### Directions for this task
Report each line of the records below that uses the word "index".

### Records for processing

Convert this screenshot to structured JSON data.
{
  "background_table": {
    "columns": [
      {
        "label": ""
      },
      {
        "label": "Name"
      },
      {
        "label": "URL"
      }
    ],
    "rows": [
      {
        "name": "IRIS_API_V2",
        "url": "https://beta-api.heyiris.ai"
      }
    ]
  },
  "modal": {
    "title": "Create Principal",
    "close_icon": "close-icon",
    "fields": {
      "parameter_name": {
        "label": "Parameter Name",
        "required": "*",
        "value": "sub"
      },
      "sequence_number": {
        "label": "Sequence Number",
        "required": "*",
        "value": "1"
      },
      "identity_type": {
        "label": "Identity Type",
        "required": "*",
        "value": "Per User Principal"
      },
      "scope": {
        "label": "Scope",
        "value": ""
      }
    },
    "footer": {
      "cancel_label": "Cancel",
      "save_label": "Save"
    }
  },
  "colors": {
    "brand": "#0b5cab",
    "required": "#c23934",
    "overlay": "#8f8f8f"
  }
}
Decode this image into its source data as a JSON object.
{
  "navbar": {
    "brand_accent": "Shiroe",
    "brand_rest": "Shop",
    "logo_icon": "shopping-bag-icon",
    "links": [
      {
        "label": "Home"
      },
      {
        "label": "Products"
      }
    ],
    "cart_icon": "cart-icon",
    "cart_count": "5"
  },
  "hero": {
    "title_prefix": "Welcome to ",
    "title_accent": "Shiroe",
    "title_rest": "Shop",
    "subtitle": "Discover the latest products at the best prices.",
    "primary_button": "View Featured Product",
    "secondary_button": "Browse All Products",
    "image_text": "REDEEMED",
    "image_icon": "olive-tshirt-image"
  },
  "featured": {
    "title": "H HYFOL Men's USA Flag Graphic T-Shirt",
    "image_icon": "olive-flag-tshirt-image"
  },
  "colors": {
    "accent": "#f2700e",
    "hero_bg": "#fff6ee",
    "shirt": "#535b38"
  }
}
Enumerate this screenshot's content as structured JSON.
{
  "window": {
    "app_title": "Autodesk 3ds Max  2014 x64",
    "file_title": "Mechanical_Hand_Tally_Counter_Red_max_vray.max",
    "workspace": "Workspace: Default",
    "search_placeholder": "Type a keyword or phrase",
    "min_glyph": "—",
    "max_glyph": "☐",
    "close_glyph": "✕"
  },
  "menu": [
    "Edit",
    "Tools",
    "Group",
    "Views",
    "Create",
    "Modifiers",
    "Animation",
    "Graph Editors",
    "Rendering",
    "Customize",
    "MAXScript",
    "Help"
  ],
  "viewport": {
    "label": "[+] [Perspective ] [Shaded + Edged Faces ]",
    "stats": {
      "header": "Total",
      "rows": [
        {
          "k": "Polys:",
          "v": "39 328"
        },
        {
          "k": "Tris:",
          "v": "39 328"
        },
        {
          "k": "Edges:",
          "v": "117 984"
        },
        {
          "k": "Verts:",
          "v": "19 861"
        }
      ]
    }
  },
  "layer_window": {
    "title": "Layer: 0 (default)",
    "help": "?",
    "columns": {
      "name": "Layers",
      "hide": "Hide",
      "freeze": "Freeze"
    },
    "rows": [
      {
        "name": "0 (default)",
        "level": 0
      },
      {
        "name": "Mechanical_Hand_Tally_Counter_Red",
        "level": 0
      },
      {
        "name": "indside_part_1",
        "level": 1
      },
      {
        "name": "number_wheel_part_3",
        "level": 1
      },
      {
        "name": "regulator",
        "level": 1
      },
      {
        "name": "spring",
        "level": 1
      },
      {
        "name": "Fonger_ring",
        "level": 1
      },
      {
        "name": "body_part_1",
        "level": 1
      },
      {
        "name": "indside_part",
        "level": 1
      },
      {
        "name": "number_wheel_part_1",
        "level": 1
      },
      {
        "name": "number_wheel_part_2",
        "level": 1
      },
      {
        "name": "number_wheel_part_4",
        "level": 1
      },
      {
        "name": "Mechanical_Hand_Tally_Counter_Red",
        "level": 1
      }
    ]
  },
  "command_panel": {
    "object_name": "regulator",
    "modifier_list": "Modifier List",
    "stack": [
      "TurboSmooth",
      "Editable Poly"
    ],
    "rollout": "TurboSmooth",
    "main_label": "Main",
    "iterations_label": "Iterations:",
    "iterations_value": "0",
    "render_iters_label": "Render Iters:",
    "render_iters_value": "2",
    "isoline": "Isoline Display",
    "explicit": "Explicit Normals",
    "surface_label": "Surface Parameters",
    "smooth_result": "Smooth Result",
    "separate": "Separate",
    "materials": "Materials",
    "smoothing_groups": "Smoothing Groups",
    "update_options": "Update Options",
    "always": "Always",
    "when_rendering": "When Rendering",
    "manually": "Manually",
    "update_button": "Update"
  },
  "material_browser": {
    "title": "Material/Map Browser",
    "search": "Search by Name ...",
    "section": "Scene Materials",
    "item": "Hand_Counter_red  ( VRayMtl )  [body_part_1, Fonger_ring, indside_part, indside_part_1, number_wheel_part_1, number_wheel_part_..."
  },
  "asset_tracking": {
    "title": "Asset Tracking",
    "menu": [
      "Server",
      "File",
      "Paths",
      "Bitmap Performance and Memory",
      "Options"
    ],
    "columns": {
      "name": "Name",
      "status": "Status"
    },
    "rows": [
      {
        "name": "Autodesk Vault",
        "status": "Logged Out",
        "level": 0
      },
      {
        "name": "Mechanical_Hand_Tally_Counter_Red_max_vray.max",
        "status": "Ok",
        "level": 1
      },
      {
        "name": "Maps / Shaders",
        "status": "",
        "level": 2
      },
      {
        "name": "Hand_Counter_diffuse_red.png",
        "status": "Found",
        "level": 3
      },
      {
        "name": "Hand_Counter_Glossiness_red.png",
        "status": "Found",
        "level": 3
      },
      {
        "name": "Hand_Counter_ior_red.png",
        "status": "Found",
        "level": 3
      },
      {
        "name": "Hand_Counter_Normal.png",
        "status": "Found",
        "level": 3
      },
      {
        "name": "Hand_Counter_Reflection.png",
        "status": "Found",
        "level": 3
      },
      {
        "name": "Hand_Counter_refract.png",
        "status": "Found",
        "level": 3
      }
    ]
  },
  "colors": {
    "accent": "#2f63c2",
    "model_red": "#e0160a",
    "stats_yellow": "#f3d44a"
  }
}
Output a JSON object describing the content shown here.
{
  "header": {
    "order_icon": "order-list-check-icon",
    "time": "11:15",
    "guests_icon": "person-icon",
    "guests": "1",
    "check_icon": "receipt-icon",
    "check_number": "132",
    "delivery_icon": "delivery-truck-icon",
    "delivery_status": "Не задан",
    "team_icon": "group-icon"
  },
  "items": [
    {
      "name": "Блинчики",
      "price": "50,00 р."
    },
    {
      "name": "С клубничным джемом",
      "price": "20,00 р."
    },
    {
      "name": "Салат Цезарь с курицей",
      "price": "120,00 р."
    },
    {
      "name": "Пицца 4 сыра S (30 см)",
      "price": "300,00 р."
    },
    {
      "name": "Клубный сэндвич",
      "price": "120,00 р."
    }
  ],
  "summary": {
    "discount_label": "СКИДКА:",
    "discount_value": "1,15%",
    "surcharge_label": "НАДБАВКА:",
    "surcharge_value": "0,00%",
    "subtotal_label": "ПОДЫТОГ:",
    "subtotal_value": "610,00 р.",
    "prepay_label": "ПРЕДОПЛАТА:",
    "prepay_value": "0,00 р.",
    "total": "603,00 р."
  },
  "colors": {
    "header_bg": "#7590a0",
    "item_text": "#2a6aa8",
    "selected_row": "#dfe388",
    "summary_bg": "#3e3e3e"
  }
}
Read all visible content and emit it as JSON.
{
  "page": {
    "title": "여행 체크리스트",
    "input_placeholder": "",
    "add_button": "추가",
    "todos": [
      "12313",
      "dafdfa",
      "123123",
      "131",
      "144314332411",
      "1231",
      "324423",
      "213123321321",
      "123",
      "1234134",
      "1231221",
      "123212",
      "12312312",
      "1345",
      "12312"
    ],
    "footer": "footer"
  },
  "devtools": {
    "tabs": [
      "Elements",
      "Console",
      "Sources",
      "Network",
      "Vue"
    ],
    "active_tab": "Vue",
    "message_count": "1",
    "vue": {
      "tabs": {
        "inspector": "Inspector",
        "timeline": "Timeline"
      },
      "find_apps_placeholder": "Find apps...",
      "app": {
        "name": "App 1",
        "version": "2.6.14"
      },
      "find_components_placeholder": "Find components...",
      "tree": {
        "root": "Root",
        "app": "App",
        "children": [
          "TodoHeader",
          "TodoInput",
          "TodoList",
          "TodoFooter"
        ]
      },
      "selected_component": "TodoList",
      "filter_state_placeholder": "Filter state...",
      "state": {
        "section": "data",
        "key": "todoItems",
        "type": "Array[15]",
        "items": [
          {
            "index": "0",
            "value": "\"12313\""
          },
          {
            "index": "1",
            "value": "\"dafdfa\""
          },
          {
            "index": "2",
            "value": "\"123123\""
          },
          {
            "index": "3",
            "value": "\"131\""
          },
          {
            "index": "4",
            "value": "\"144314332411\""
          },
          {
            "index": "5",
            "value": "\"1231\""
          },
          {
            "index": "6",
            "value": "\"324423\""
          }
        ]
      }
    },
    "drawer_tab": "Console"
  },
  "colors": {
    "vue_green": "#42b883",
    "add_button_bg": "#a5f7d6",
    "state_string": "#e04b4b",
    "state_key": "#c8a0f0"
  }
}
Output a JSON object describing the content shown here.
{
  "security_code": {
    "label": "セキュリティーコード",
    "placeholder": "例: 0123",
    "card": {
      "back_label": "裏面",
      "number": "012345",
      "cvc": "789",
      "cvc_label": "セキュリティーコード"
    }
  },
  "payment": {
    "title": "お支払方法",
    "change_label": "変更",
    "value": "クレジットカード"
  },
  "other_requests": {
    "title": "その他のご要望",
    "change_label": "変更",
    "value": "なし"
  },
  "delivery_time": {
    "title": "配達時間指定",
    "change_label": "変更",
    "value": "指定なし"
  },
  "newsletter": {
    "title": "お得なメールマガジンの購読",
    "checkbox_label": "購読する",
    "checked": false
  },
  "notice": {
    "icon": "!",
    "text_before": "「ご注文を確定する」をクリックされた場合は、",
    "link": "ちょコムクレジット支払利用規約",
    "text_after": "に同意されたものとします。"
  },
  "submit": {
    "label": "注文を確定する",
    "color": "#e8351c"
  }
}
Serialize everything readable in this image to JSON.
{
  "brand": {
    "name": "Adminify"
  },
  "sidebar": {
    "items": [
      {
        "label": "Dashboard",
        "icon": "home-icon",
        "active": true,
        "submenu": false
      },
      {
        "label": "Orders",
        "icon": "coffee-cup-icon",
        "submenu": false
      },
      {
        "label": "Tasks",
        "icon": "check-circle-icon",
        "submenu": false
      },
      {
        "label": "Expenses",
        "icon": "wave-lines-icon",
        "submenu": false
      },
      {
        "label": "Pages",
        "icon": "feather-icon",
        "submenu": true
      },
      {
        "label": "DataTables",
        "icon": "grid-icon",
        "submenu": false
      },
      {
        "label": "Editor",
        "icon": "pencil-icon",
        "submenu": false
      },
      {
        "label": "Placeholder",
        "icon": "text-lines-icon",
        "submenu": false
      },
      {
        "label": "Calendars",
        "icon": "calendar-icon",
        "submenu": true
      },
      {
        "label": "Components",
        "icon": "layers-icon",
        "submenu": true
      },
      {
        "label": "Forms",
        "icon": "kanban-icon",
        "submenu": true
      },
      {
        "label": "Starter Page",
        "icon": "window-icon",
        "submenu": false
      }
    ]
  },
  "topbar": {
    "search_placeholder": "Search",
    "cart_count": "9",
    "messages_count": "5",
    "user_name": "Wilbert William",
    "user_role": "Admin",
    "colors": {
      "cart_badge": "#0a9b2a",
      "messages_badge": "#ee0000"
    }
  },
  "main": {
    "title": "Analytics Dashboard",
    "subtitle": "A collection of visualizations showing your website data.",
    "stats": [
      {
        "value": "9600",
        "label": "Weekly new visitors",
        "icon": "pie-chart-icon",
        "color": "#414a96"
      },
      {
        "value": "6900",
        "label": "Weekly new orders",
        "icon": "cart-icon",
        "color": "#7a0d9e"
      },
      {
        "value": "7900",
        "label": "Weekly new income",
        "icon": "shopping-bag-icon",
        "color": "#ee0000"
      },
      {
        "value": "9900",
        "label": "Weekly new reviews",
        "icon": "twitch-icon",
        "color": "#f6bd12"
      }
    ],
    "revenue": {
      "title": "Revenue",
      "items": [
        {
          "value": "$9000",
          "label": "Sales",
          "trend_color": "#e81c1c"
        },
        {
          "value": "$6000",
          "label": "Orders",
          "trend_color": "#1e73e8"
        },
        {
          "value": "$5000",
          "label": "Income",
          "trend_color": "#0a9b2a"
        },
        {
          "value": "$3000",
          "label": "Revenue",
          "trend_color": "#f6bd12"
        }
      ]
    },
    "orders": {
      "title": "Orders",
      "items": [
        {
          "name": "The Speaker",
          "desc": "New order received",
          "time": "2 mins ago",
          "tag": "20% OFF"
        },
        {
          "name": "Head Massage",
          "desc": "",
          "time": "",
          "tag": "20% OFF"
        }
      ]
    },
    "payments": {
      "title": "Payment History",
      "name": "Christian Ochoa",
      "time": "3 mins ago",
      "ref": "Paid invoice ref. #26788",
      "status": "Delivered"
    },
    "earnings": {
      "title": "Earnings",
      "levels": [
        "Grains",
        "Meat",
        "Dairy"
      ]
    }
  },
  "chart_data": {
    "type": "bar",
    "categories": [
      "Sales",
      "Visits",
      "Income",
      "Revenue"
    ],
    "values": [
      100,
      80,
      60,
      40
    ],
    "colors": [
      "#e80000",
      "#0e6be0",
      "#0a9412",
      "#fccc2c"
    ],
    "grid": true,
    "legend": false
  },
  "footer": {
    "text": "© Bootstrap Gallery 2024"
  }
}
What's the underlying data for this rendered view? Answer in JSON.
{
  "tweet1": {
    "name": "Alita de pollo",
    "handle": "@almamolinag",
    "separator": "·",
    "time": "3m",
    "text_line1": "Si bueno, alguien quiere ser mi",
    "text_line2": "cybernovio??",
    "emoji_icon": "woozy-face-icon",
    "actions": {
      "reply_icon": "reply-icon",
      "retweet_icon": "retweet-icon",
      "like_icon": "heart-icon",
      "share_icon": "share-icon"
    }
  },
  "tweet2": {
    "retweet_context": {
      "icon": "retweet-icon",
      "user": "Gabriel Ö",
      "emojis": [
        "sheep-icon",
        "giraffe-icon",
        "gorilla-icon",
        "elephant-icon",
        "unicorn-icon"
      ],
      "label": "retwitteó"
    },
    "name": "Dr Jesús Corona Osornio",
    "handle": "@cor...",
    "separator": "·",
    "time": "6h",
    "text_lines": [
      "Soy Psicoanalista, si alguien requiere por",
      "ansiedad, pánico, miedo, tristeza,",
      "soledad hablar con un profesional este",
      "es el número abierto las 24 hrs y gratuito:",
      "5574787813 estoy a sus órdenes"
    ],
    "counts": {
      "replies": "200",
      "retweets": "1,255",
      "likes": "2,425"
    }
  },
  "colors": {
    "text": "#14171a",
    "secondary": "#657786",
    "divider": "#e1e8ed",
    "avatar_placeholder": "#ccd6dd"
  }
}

### Response area
            "index": "0",
            "index": "1",
            "index": "2",
            "index": "3",
            "index": "4",
            "index": "5",
            "index": "6",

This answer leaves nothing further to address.